Exercise:
Copy the entries word for word. Keep the pictures out.

Material for this exercise:
--------------------------------------------------
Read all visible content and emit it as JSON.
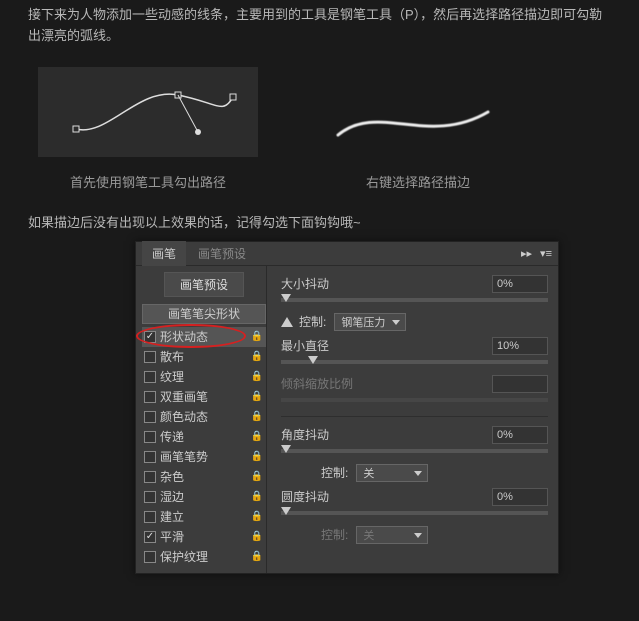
{
  "intro": "接下来为人物添加一些动感的线条，主要用到的工具是钢笔工具（P），然后再选择路径描边即可勾勒出漂亮的弧线。",
  "examples": {
    "left_caption": "首先使用钢笔工具勾出路径",
    "right_caption": "右键选择路径描边"
  },
  "note": "如果描边后没有出现以上效果的话，记得勾选下面钩钩哦~",
  "panel": {
    "tabs": {
      "brush": "画笔",
      "presets": "画笔预设"
    },
    "preset_button": "画笔预设",
    "sidebar": {
      "tip_shape": "画笔笔尖形状",
      "items": [
        {
          "label": "形状动态",
          "checked": true,
          "locked": true,
          "selected": true
        },
        {
          "label": "散布",
          "checked": false,
          "locked": true
        },
        {
          "label": "纹理",
          "checked": false,
          "locked": true
        },
        {
          "label": "双重画笔",
          "checked": false,
          "locked": true
        },
        {
          "label": "颜色动态",
          "checked": false,
          "locked": true
        },
        {
          "label": "传递",
          "checked": false,
          "locked": true
        },
        {
          "label": "画笔笔势",
          "checked": false,
          "locked": true
        },
        {
          "label": "杂色",
          "checked": false,
          "locked": true
        },
        {
          "label": "湿边",
          "checked": false,
          "locked": true
        },
        {
          "label": "建立",
          "checked": false,
          "locked": true
        },
        {
          "label": "平滑",
          "checked": true,
          "locked": true
        },
        {
          "label": "保护纹理",
          "checked": false,
          "locked": true
        }
      ]
    },
    "settings": {
      "size_jitter": {
        "label": "大小抖动",
        "value": "0%"
      },
      "control": {
        "label": "控制:",
        "value": "钢笔压力"
      },
      "min_diameter": {
        "label": "最小直径",
        "value": "10%"
      },
      "tilt_scale": {
        "label": "倾斜缩放比例"
      },
      "angle_jitter": {
        "label": "角度抖动",
        "value": "0%"
      },
      "angle_control": {
        "label": "控制:",
        "value": "关"
      },
      "roundness_jitter": {
        "label": "圆度抖动",
        "value": "0%"
      },
      "round_control": {
        "label": "控制:",
        "value": "关"
      }
    }
  }
}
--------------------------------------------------
Final answer:
Read all visible content and emit it as JSON.
{
  "intro": "接下来为人物添加一些动感的线条，主要用到的工具是钢笔工具（P），然后再选择路径描边即可勾勒出漂亮的弧线。",
  "examples": {
    "left_caption": "首先使用钢笔工具勾出路径",
    "right_caption": "右键选择路径描边"
  },
  "note": "如果描边后没有出现以上效果的话，记得勾选下面钩钩哦~",
  "panel": {
    "tabs": {
      "brush": "画笔",
      "presets": "画笔预设"
    },
    "preset_button": "画笔预设",
    "sidebar": {
      "tip_shape": "画笔笔尖形状",
      "items": [
        {
          "label": "形状动态",
          "checked": true,
          "locked": true,
          "selected": true
        },
        {
          "label": "散布",
          "checked": false,
          "locked": true
        },
        {
          "label": "纹理",
          "checked": false,
          "locked": true
        },
        {
          "label": "双重画笔",
          "checked": false,
          "locked": true
        },
        {
          "label": "颜色动态",
          "checked": false,
          "locked": true
        },
        {
          "label": "传递",
          "checked": false,
          "locked": true
        },
        {
          "label": "画笔笔势",
          "checked": false,
          "locked": true
        },
        {
          "label": "杂色",
          "checked": false,
          "locked": true
        },
        {
          "label": "湿边",
          "checked": false,
          "locked": true
        },
        {
          "label": "建立",
          "checked": false,
          "locked": true
        },
        {
          "label": "平滑",
          "checked": true,
          "locked": true
        },
        {
          "label": "保护纹理",
          "checked": false,
          "locked": true
        }
      ]
    },
    "settings": {
      "size_jitter": {
        "label": "大小抖动",
        "value": "0%"
      },
      "control": {
        "label": "控制:",
        "value": "钢笔压力"
      },
      "min_diameter": {
        "label": "最小直径",
        "value": "10%"
      },
      "tilt_scale": {
        "label": "倾斜缩放比例"
      },
      "angle_jitter": {
        "label": "角度抖动",
        "value": "0%"
      },
      "angle_control": {
        "label": "控制:",
        "value": "关"
      },
      "roundness_jitter": {
        "label": "圆度抖动",
        "value": "0%"
      },
      "round_control": {
        "label": "控制:",
        "value": "关"
      }
    }
  }
}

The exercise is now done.